Start Your Day With The Warm and Fuzzies

Trent Yesberg –

DUO Magazine Cover: October 2016

And no it isn't coffee.

I was running early for an appointment last week so I took the opportunity and popped into the Harold Street Mini Mart for a coffee (Great coffee by the way). As I was walking in a "little old lady" walked in just in front of me, walking cane in hand. I ordered my flat white and began to wait till it was ready. The "little old lady" was finalising her shopping, placing her items on the counter. Without much chitchat, her purchases were rung through the till. As the attendant picked up her bottle of milk, he opened it and placed it in her bag.

I was really shocked because I couldn't figure out what was going on. Was the milk past its use by date and he was ensuring it couldn't be returned? He hadn't said anything to the lady so I was confused and a little angry at what I thought was happening. Then I realised why he had done this. He had broken the seal on the milk lid, so that it was easier for the lady to open when she got home! I was SO impressed (and a little sheepish at my attitude). I headed off with the "warm and fuzzies" and not just because of the delicious coffee!

It got me thinking about what service is all about. I have always thought service starts with a smile and a friendly word, but this is not necessarily the whole case. I know a lot of gruff people who provide an awesome service and it does not even cross my mind that they don't smile or offer the superficial pleasantries that we normally associate with customer service. So what is service all about? I have broken down what I think are the three most important components to consider to provide good service, regardless of what industry you work in and whatever product or service you provide.


Whether you are receiving an order at your cafe, receiving an order for your warehouse or gaining a new client in your accounting firm it is of paramount importance that you seek clarification in multiple ways. Clarify the service your client is expecting (time frames, pricing, outcome). Clarify your ability to deliver what they expect and be up front if it is different to your expectation. How do you clarify everything in an ongoing manner? Communication.


Simple, clear, regular and concise. If you are having a meeting, send through the agenda early. Once a customer has placed an order, confirm it with them. Are you confused about something? Pick up the phone, send an email or organise another meeting. Communication is twofold. It is not just about what you think you know, it is confirming that it is the same as what the client knows. Follow up after you have completed your task to ensure that it was delivered to the client's expectations.


This (in theory) should be easy. Especially if you have had strong clarification and communication throughout your sales cycle. Just do what was agreed upon! Don't make the mistake of over servicing, because it can produce mixed results. Throw in a freebie and people might begin to expect it (or think they ended up paying for it). Do more than what was agreed and it might be more than what was actually wanted.
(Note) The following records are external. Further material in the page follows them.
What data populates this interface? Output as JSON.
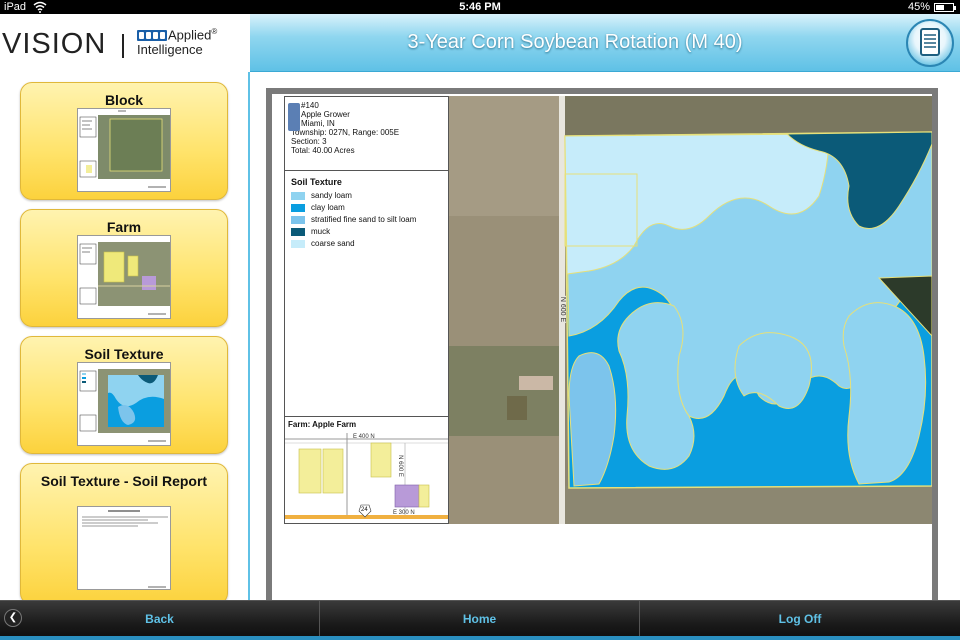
{
  "status_bar": {
    "carrier": "iPad",
    "time": "5:46 PM",
    "battery": "45%",
    "icons": [
      "wifi-icon",
      "battery-icon"
    ]
  },
  "logo": {
    "wordmark": "VISION",
    "brand_line1": "Applied",
    "brand_line2": "Intelligence"
  },
  "header": {
    "title": "3-Year Corn Soybean Rotation (M 40)",
    "icon": "tablet-icon"
  },
  "sidebar": {
    "items": [
      {
        "label": "Block"
      },
      {
        "label": "Farm"
      },
      {
        "label": "Soil Texture"
      },
      {
        "label": "Soil Texture - Soil Report"
      }
    ]
  },
  "report": {
    "info": {
      "field": "#140",
      "grower": "Apple Grower",
      "location": "Miami, IN",
      "township": "Township: 027N, Range: 005E",
      "section": "Section: 3",
      "total": "Total: 40.00 Acres"
    },
    "legend": {
      "title": "Soil Texture",
      "items": [
        {
          "label": "sandy loam",
          "color": "#8fd3f0"
        },
        {
          "label": "clay loam",
          "color": "#0a9ee0"
        },
        {
          "label": "stratified fine sand to silt loam",
          "color": "#7cc4ec"
        },
        {
          "label": "muck",
          "color": "#0b5a78"
        },
        {
          "label": "coarse sand",
          "color": "#c6ecfa"
        }
      ]
    },
    "inset": {
      "title": "Farm: Apple Farm",
      "road1": "E 400 N",
      "road2": "E 300 N",
      "road3": "N 600 E",
      "route": "24"
    },
    "map": {
      "road_label": "N 600 E"
    }
  },
  "toolbar": {
    "back": "Back",
    "home": "Home",
    "logoff": "Log Off"
  },
  "colors": {
    "header_blue": "#5fc1e6",
    "card_yellow": "#ffe36a",
    "toolbar_text": "#5fc1e6"
  }
}
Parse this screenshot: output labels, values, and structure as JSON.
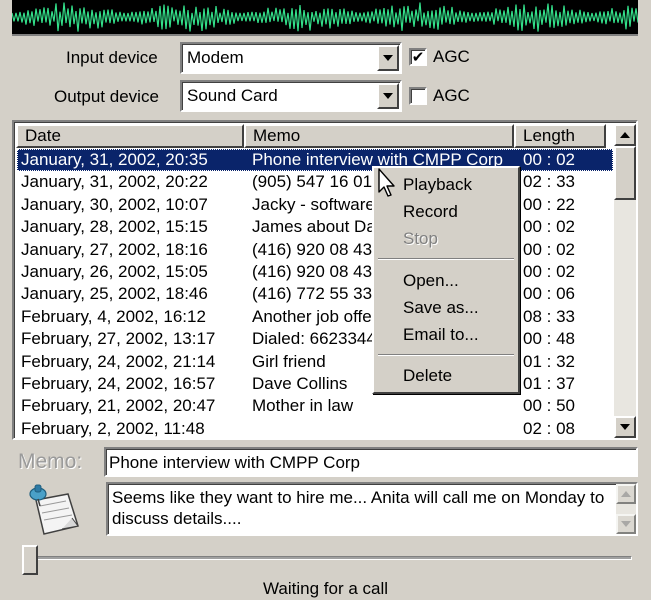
{
  "devices": {
    "input_label": "Input device",
    "input_value": "Modem",
    "input_agc_label": "AGC",
    "input_agc_checked": true,
    "output_label": "Output device",
    "output_value": "Sound Card",
    "output_agc_label": "AGC",
    "output_agc_checked": false
  },
  "list": {
    "columns": {
      "date": "Date",
      "memo": "Memo",
      "length": "Length"
    },
    "rows": [
      {
        "date": "January, 31, 2002, 20:35",
        "memo": "Phone interview with CMPP Corp",
        "length": "00 : 02",
        "selected": true
      },
      {
        "date": "January, 31, 2002, 20:22",
        "memo": "(905) 547 16 01",
        "length": "02 : 33"
      },
      {
        "date": "January, 30, 2002, 10:07",
        "memo": "Jacky - software",
        "length": "00 : 22"
      },
      {
        "date": "January, 28, 2002, 15:15",
        "memo": "James about Da",
        "length": "00 : 02"
      },
      {
        "date": "January, 27, 2002, 18:16",
        "memo": "(416) 920 08 43",
        "length": "00 : 02"
      },
      {
        "date": "January, 26, 2002, 15:05",
        "memo": "(416) 920 08 43",
        "length": "00 : 02"
      },
      {
        "date": "January, 25, 2002, 18:46",
        "memo": "(416) 772 55 33",
        "length": "00 : 06"
      },
      {
        "date": "February, 4, 2002, 16:12",
        "memo": "Another job offe",
        "length": "08 : 33"
      },
      {
        "date": "February, 27, 2002, 13:17",
        "memo": "Dialed: 6623344",
        "length": "00 : 48"
      },
      {
        "date": "February, 24, 2002, 21:14",
        "memo": "Girl friend",
        "length": "01 : 32"
      },
      {
        "date": "February, 24, 2002, 16:57",
        "memo": "Dave Collins",
        "length": "01 : 37"
      },
      {
        "date": "February, 21, 2002, 20:47",
        "memo": "Mother in law",
        "length": "00 : 50"
      },
      {
        "date": "February, 2, 2002, 11:48",
        "memo": "",
        "length": "02 : 08"
      }
    ]
  },
  "context_menu": {
    "playback": "Playback",
    "record": "Record",
    "stop": "Stop",
    "open": "Open...",
    "save_as": "Save as...",
    "email_to": "Email to...",
    "delete": "Delete"
  },
  "memo": {
    "label": "Memo:",
    "value": "Phone interview with CMPP Corp",
    "notes": "Seems like they want to hire me... Anita will call me on Monday to discuss details...."
  },
  "status": "Waiting for a call",
  "colors": {
    "waveform": "#33e08a",
    "selection": "#0a246a",
    "face": "#d4d0c8"
  }
}
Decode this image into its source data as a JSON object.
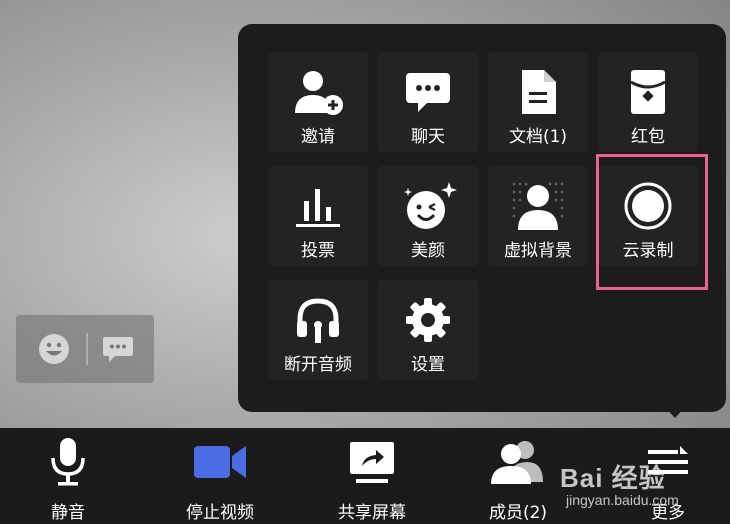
{
  "panel": {
    "row1": [
      {
        "label": "邀请",
        "icon": "add-user-icon"
      },
      {
        "label": "聊天",
        "icon": "chat-icon"
      },
      {
        "label": "文档(1)",
        "icon": "document-icon"
      },
      {
        "label": "红包",
        "icon": "red-packet-icon"
      }
    ],
    "row2": [
      {
        "label": "投票",
        "icon": "vote-icon"
      },
      {
        "label": "美颜",
        "icon": "beauty-face-icon"
      },
      {
        "label": "虚拟背景",
        "icon": "virtual-background-icon"
      },
      {
        "label": "云录制",
        "icon": "cloud-record-icon"
      }
    ],
    "row3": [
      {
        "label": "断开音频",
        "icon": "headphone-icon"
      },
      {
        "label": "设置",
        "icon": "gear-icon"
      }
    ]
  },
  "toolbar": {
    "mute": {
      "label": "静音",
      "icon": "microphone-icon"
    },
    "stop_video": {
      "label": "停止视频",
      "icon": "video-camera-icon",
      "color": "#4a6de5"
    },
    "share_screen": {
      "label": "共享屏幕",
      "icon": "share-screen-icon"
    },
    "members": {
      "label": "成员(2)",
      "icon": "members-icon"
    },
    "more": {
      "label": "更多",
      "icon": "more-icon"
    }
  },
  "floating_bar": {
    "emoji_icon": "emoji-icon",
    "chat_icon": "chat-bubble-icon"
  },
  "watermark": {
    "top": "Bai 经验",
    "bottom": "jingyan.baidu.com"
  },
  "highlight_color": "#e8648f"
}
You should have a pretty good feel for what is important for you to deliver if you have clarified and communicated well.

Remember it's not just about smiles and pleasantries, it certainly helps, but it is really about knowing what your clients want and can expect.

(Originally published DUO Magazine October 2016)